═════ Working data
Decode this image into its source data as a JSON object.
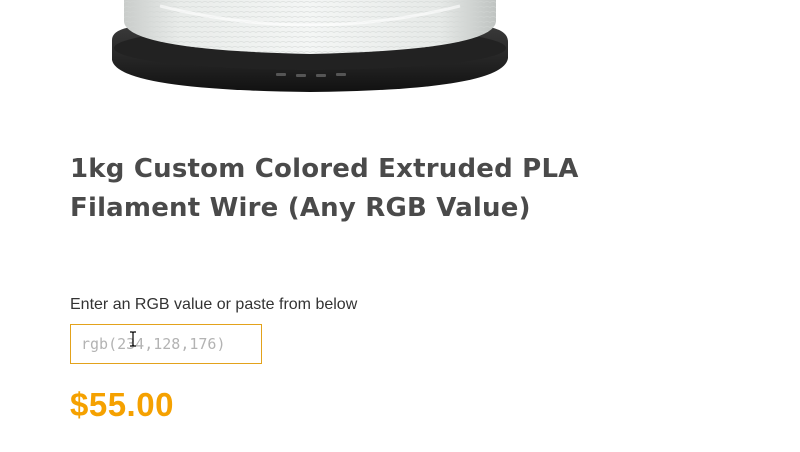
{
  "product": {
    "image_name": "filament-spool",
    "title": "1kg Custom Colored Extruded PLA Filament Wire (Any RGB Value)",
    "price": "$55.00"
  },
  "rgb_field": {
    "label": "Enter an RGB value or paste from below",
    "placeholder": "rgb(234,128,176)",
    "value": ""
  },
  "colors": {
    "title_text": "#4a4a4a",
    "input_border": "#e3a21b",
    "price": "#f5a100",
    "placeholder": "#b3b3b3"
  },
  "icons": {
    "cursor": "text-cursor-icon"
  }
}
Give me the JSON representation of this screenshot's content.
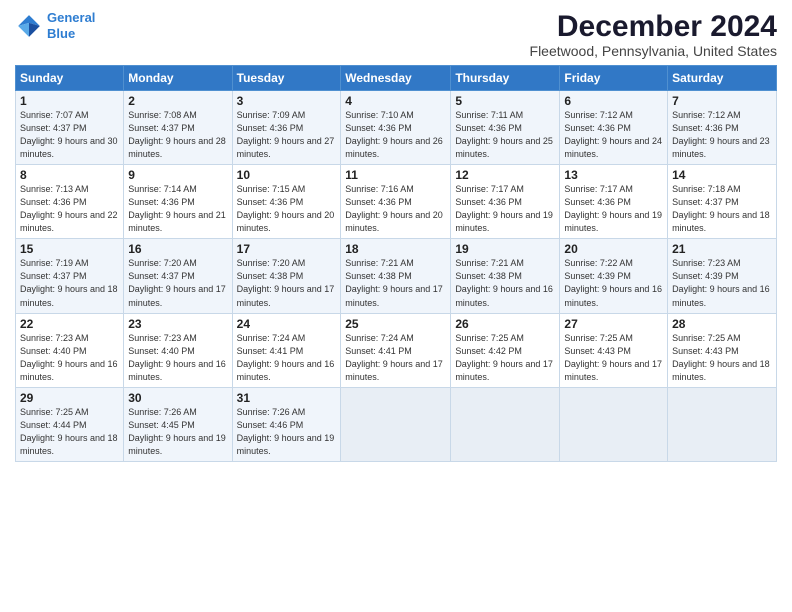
{
  "logo": {
    "line1": "General",
    "line2": "Blue"
  },
  "title": "December 2024",
  "subtitle": "Fleetwood, Pennsylvania, United States",
  "headers": [
    "Sunday",
    "Monday",
    "Tuesday",
    "Wednesday",
    "Thursday",
    "Friday",
    "Saturday"
  ],
  "weeks": [
    [
      {
        "day": "1",
        "sunrise": "Sunrise: 7:07 AM",
        "sunset": "Sunset: 4:37 PM",
        "daylight": "Daylight: 9 hours and 30 minutes."
      },
      {
        "day": "2",
        "sunrise": "Sunrise: 7:08 AM",
        "sunset": "Sunset: 4:37 PM",
        "daylight": "Daylight: 9 hours and 28 minutes."
      },
      {
        "day": "3",
        "sunrise": "Sunrise: 7:09 AM",
        "sunset": "Sunset: 4:36 PM",
        "daylight": "Daylight: 9 hours and 27 minutes."
      },
      {
        "day": "4",
        "sunrise": "Sunrise: 7:10 AM",
        "sunset": "Sunset: 4:36 PM",
        "daylight": "Daylight: 9 hours and 26 minutes."
      },
      {
        "day": "5",
        "sunrise": "Sunrise: 7:11 AM",
        "sunset": "Sunset: 4:36 PM",
        "daylight": "Daylight: 9 hours and 25 minutes."
      },
      {
        "day": "6",
        "sunrise": "Sunrise: 7:12 AM",
        "sunset": "Sunset: 4:36 PM",
        "daylight": "Daylight: 9 hours and 24 minutes."
      },
      {
        "day": "7",
        "sunrise": "Sunrise: 7:12 AM",
        "sunset": "Sunset: 4:36 PM",
        "daylight": "Daylight: 9 hours and 23 minutes."
      }
    ],
    [
      {
        "day": "8",
        "sunrise": "Sunrise: 7:13 AM",
        "sunset": "Sunset: 4:36 PM",
        "daylight": "Daylight: 9 hours and 22 minutes."
      },
      {
        "day": "9",
        "sunrise": "Sunrise: 7:14 AM",
        "sunset": "Sunset: 4:36 PM",
        "daylight": "Daylight: 9 hours and 21 minutes."
      },
      {
        "day": "10",
        "sunrise": "Sunrise: 7:15 AM",
        "sunset": "Sunset: 4:36 PM",
        "daylight": "Daylight: 9 hours and 20 minutes."
      },
      {
        "day": "11",
        "sunrise": "Sunrise: 7:16 AM",
        "sunset": "Sunset: 4:36 PM",
        "daylight": "Daylight: 9 hours and 20 minutes."
      },
      {
        "day": "12",
        "sunrise": "Sunrise: 7:17 AM",
        "sunset": "Sunset: 4:36 PM",
        "daylight": "Daylight: 9 hours and 19 minutes."
      },
      {
        "day": "13",
        "sunrise": "Sunrise: 7:17 AM",
        "sunset": "Sunset: 4:36 PM",
        "daylight": "Daylight: 9 hours and 19 minutes."
      },
      {
        "day": "14",
        "sunrise": "Sunrise: 7:18 AM",
        "sunset": "Sunset: 4:37 PM",
        "daylight": "Daylight: 9 hours and 18 minutes."
      }
    ],
    [
      {
        "day": "15",
        "sunrise": "Sunrise: 7:19 AM",
        "sunset": "Sunset: 4:37 PM",
        "daylight": "Daylight: 9 hours and 18 minutes."
      },
      {
        "day": "16",
        "sunrise": "Sunrise: 7:20 AM",
        "sunset": "Sunset: 4:37 PM",
        "daylight": "Daylight: 9 hours and 17 minutes."
      },
      {
        "day": "17",
        "sunrise": "Sunrise: 7:20 AM",
        "sunset": "Sunset: 4:38 PM",
        "daylight": "Daylight: 9 hours and 17 minutes."
      },
      {
        "day": "18",
        "sunrise": "Sunrise: 7:21 AM",
        "sunset": "Sunset: 4:38 PM",
        "daylight": "Daylight: 9 hours and 17 minutes."
      },
      {
        "day": "19",
        "sunrise": "Sunrise: 7:21 AM",
        "sunset": "Sunset: 4:38 PM",
        "daylight": "Daylight: 9 hours and 16 minutes."
      },
      {
        "day": "20",
        "sunrise": "Sunrise: 7:22 AM",
        "sunset": "Sunset: 4:39 PM",
        "daylight": "Daylight: 9 hours and 16 minutes."
      },
      {
        "day": "21",
        "sunrise": "Sunrise: 7:23 AM",
        "sunset": "Sunset: 4:39 PM",
        "daylight": "Daylight: 9 hours and 16 minutes."
      }
    ],
    [
      {
        "day": "22",
        "sunrise": "Sunrise: 7:23 AM",
        "sunset": "Sunset: 4:40 PM",
        "daylight": "Daylight: 9 hours and 16 minutes."
      },
      {
        "day": "23",
        "sunrise": "Sunrise: 7:23 AM",
        "sunset": "Sunset: 4:40 PM",
        "daylight": "Daylight: 9 hours and 16 minutes."
      },
      {
        "day": "24",
        "sunrise": "Sunrise: 7:24 AM",
        "sunset": "Sunset: 4:41 PM",
        "daylight": "Daylight: 9 hours and 16 minutes."
      },
      {
        "day": "25",
        "sunrise": "Sunrise: 7:24 AM",
        "sunset": "Sunset: 4:41 PM",
        "daylight": "Daylight: 9 hours and 17 minutes."
      },
      {
        "day": "26",
        "sunrise": "Sunrise: 7:25 AM",
        "sunset": "Sunset: 4:42 PM",
        "daylight": "Daylight: 9 hours and 17 minutes."
      },
      {
        "day": "27",
        "sunrise": "Sunrise: 7:25 AM",
        "sunset": "Sunset: 4:43 PM",
        "daylight": "Daylight: 9 hours and 17 minutes."
      },
      {
        "day": "28",
        "sunrise": "Sunrise: 7:25 AM",
        "sunset": "Sunset: 4:43 PM",
        "daylight": "Daylight: 9 hours and 18 minutes."
      }
    ],
    [
      {
        "day": "29",
        "sunrise": "Sunrise: 7:25 AM",
        "sunset": "Sunset: 4:44 PM",
        "daylight": "Daylight: 9 hours and 18 minutes."
      },
      {
        "day": "30",
        "sunrise": "Sunrise: 7:26 AM",
        "sunset": "Sunset: 4:45 PM",
        "daylight": "Daylight: 9 hours and 19 minutes."
      },
      {
        "day": "31",
        "sunrise": "Sunrise: 7:26 AM",
        "sunset": "Sunset: 4:46 PM",
        "daylight": "Daylight: 9 hours and 19 minutes."
      },
      null,
      null,
      null,
      null
    ]
  ]
}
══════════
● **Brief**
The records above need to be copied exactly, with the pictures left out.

● **Exercise response**
Decode this image into its source data as a JSON object.
{
  "product": {
    "image_name": "filament-spool",
    "title": "1kg Custom Colored Extruded PLA Filament Wire (Any RGB Value)",
    "price": "$55.00"
  },
  "rgb_field": {
    "label": "Enter an RGB value or paste from below",
    "placeholder": "rgb(234,128,176)",
    "value": ""
  },
  "colors": {
    "title_text": "#4a4a4a",
    "input_border": "#e3a21b",
    "price": "#f5a100",
    "placeholder": "#b3b3b3"
  },
  "icons": {
    "cursor": "text-cursor-icon"
  }
}
Give me the JSON representation of this screenshot's content.
{
  "logo": {
    "line1": "General",
    "line2": "Blue"
  },
  "title": "December 2024",
  "subtitle": "Fleetwood, Pennsylvania, United States",
  "headers": [
    "Sunday",
    "Monday",
    "Tuesday",
    "Wednesday",
    "Thursday",
    "Friday",
    "Saturday"
  ],
  "weeks": [
    [
      {
        "day": "1",
        "sunrise": "Sunrise: 7:07 AM",
        "sunset": "Sunset: 4:37 PM",
        "daylight": "Daylight: 9 hours and 30 minutes."
      },
      {
        "day": "2",
        "sunrise": "Sunrise: 7:08 AM",
        "sunset": "Sunset: 4:37 PM",
        "daylight": "Daylight: 9 hours and 28 minutes."
      },
      {
        "day": "3",
        "sunrise": "Sunrise: 7:09 AM",
        "sunset": "Sunset: 4:36 PM",
        "daylight": "Daylight: 9 hours and 27 minutes."
      },
      {
        "day": "4",
        "sunrise": "Sunrise: 7:10 AM",
        "sunset": "Sunset: 4:36 PM",
        "daylight": "Daylight: 9 hours and 26 minutes."
      },
      {
        "day": "5",
        "sunrise": "Sunrise: 7:11 AM",
        "sunset": "Sunset: 4:36 PM",
        "daylight": "Daylight: 9 hours and 25 minutes."
      },
      {
        "day": "6",
        "sunrise": "Sunrise: 7:12 AM",
        "sunset": "Sunset: 4:36 PM",
        "daylight": "Daylight: 9 hours and 24 minutes."
      },
      {
        "day": "7",
        "sunrise": "Sunrise: 7:12 AM",
        "sunset": "Sunset: 4:36 PM",
        "daylight": "Daylight: 9 hours and 23 minutes."
      }
    ],
    [
      {
        "day": "8",
        "sunrise": "Sunrise: 7:13 AM",
        "sunset": "Sunset: 4:36 PM",
        "daylight": "Daylight: 9 hours and 22 minutes."
      },
      {
        "day": "9",
        "sunrise": "Sunrise: 7:14 AM",
        "sunset": "Sunset: 4:36 PM",
        "daylight": "Daylight: 9 hours and 21 minutes."
      },
      {
        "day": "10",
        "sunrise": "Sunrise: 7:15 AM",
        "sunset": "Sunset: 4:36 PM",
        "daylight": "Daylight: 9 hours and 20 minutes."
      },
      {
        "day": "11",
        "sunrise": "Sunrise: 7:16 AM",
        "sunset": "Sunset: 4:36 PM",
        "daylight": "Daylight: 9 hours and 20 minutes."
      },
      {
        "day": "12",
        "sunrise": "Sunrise: 7:17 AM",
        "sunset": "Sunset: 4:36 PM",
        "daylight": "Daylight: 9 hours and 19 minutes."
      },
      {
        "day": "13",
        "sunrise": "Sunrise: 7:17 AM",
        "sunset": "Sunset: 4:36 PM",
        "daylight": "Daylight: 9 hours and 19 minutes."
      },
      {
        "day": "14",
        "sunrise": "Sunrise: 7:18 AM",
        "sunset": "Sunset: 4:37 PM",
        "daylight": "Daylight: 9 hours and 18 minutes."
      }
    ],
    [
      {
        "day": "15",
        "sunrise": "Sunrise: 7:19 AM",
        "sunset": "Sunset: 4:37 PM",
        "daylight": "Daylight: 9 hours and 18 minutes."
      },
      {
        "day": "16",
        "sunrise": "Sunrise: 7:20 AM",
        "sunset": "Sunset: 4:37 PM",
        "daylight": "Daylight: 9 hours and 17 minutes."
      },
      {
        "day": "17",
        "sunrise": "Sunrise: 7:20 AM",
        "sunset": "Sunset: 4:38 PM",
        "daylight": "Daylight: 9 hours and 17 minutes."
      },
      {
        "day": "18",
        "sunrise": "Sunrise: 7:21 AM",
        "sunset": "Sunset: 4:38 PM",
        "daylight": "Daylight: 9 hours and 17 minutes."
      },
      {
        "day": "19",
        "sunrise": "Sunrise: 7:21 AM",
        "sunset": "Sunset: 4:38 PM",
        "daylight": "Daylight: 9 hours and 16 minutes."
      },
      {
        "day": "20",
        "sunrise": "Sunrise: 7:22 AM",
        "sunset": "Sunset: 4:39 PM",
        "daylight": "Daylight: 9 hours and 16 minutes."
      },
      {
        "day": "21",
        "sunrise": "Sunrise: 7:23 AM",
        "sunset": "Sunset: 4:39 PM",
        "daylight": "Daylight: 9 hours and 16 minutes."
      }
    ],
    [
      {
        "day": "22",
        "sunrise": "Sunrise: 7:23 AM",
        "sunset": "Sunset: 4:40 PM",
        "daylight": "Daylight: 9 hours and 16 minutes."
      },
      {
        "day": "23",
        "sunrise": "Sunrise: 7:23 AM",
        "sunset": "Sunset: 4:40 PM",
        "daylight": "Daylight: 9 hours and 16 minutes."
      },
      {
        "day": "24",
        "sunrise": "Sunrise: 7:24 AM",
        "sunset": "Sunset: 4:41 PM",
        "daylight": "Daylight: 9 hours and 16 minutes."
      },
      {
        "day": "25",
        "sunrise": "Sunrise: 7:24 AM",
        "sunset": "Sunset: 4:41 PM",
        "daylight": "Daylight: 9 hours and 17 minutes."
      },
      {
        "day": "26",
        "sunrise": "Sunrise: 7:25 AM",
        "sunset": "Sunset: 4:42 PM",
        "daylight": "Daylight: 9 hours and 17 minutes."
      },
      {
        "day": "27",
        "sunrise": "Sunrise: 7:25 AM",
        "sunset": "Sunset: 4:43 PM",
        "daylight": "Daylight: 9 hours and 17 minutes."
      },
      {
        "day": "28",
        "sunrise": "Sunrise: 7:25 AM",
        "sunset": "Sunset: 4:43 PM",
        "daylight": "Daylight: 9 hours and 18 minutes."
      }
    ],
    [
      {
        "day": "29",
        "sunrise": "Sunrise: 7:25 AM",
        "sunset": "Sunset: 4:44 PM",
        "daylight": "Daylight: 9 hours and 18 minutes."
      },
      {
        "day": "30",
        "sunrise": "Sunrise: 7:26 AM",
        "sunset": "Sunset: 4:45 PM",
        "daylight": "Daylight: 9 hours and 19 minutes."
      },
      {
        "day": "31",
        "sunrise": "Sunrise: 7:26 AM",
        "sunset": "Sunset: 4:46 PM",
        "daylight": "Daylight: 9 hours and 19 minutes."
      },
      null,
      null,
      null,
      null
    ]
  ]
}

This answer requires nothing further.